_Task details_
Your task is to copy every line below that contains the word "mengetahui".

*-*-*

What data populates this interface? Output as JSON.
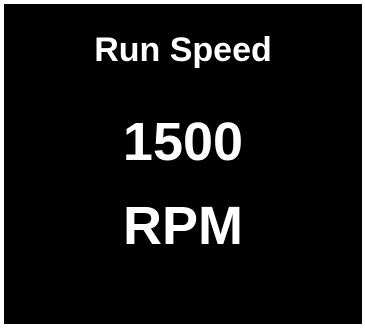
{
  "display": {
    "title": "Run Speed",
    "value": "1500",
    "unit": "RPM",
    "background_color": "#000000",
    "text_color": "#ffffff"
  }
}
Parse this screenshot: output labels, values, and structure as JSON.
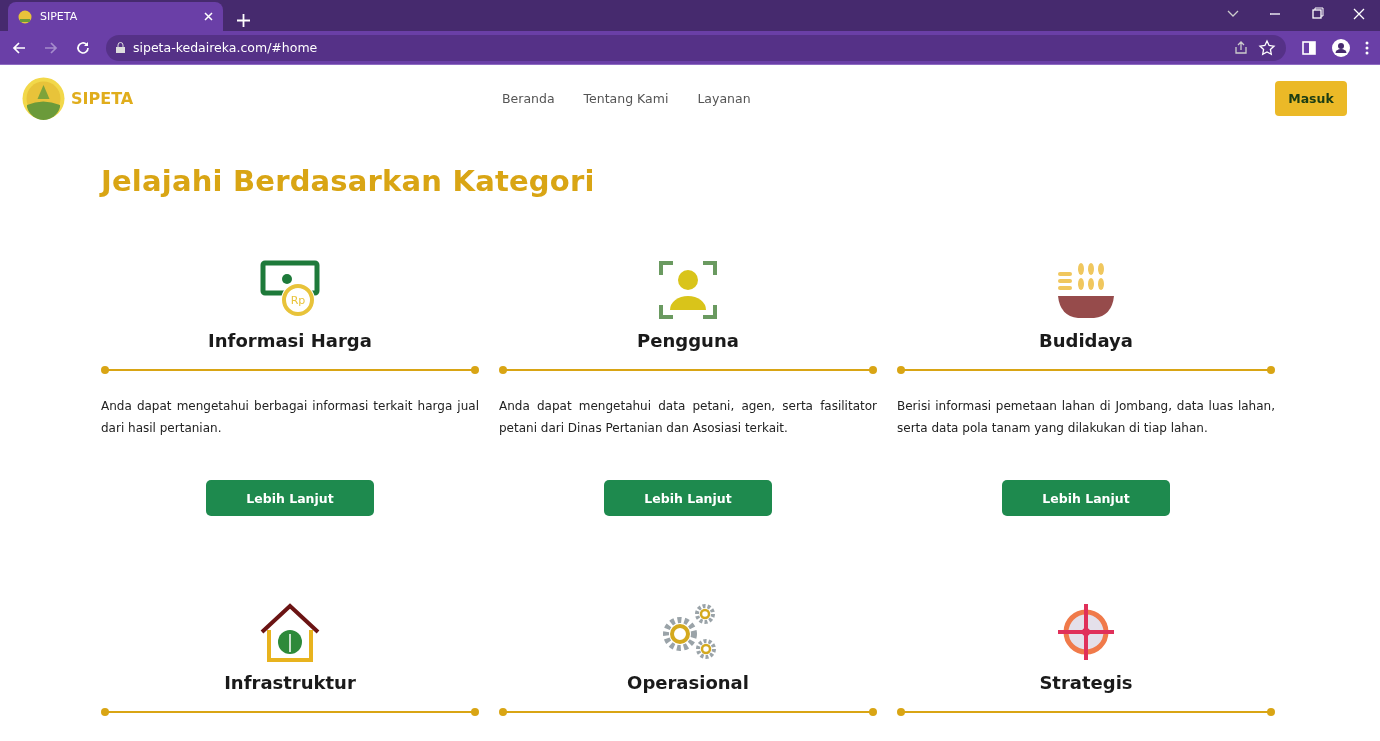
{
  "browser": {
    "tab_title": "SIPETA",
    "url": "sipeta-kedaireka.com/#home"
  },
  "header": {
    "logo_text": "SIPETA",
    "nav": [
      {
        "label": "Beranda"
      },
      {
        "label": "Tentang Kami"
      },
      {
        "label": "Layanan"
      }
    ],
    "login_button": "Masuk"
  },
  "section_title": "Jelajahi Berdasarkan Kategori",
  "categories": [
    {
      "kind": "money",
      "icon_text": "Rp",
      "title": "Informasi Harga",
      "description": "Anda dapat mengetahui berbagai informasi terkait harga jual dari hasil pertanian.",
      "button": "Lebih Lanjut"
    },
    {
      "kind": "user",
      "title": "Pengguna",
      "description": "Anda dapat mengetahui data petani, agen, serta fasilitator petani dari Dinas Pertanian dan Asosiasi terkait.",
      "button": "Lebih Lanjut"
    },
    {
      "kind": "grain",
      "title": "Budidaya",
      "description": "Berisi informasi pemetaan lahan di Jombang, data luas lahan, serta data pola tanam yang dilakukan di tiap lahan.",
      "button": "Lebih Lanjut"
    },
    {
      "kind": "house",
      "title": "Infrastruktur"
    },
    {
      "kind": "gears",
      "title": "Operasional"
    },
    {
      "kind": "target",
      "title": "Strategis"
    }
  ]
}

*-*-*

_Solution to this task_
      "description": "Anda dapat mengetahui berbagai informasi terkait harga jual dari hasil pertanian.",
      "description": "Anda dapat mengetahui data petani, agen, serta fasilitator petani dari Dinas Pertanian dan Asosiasi terkait.",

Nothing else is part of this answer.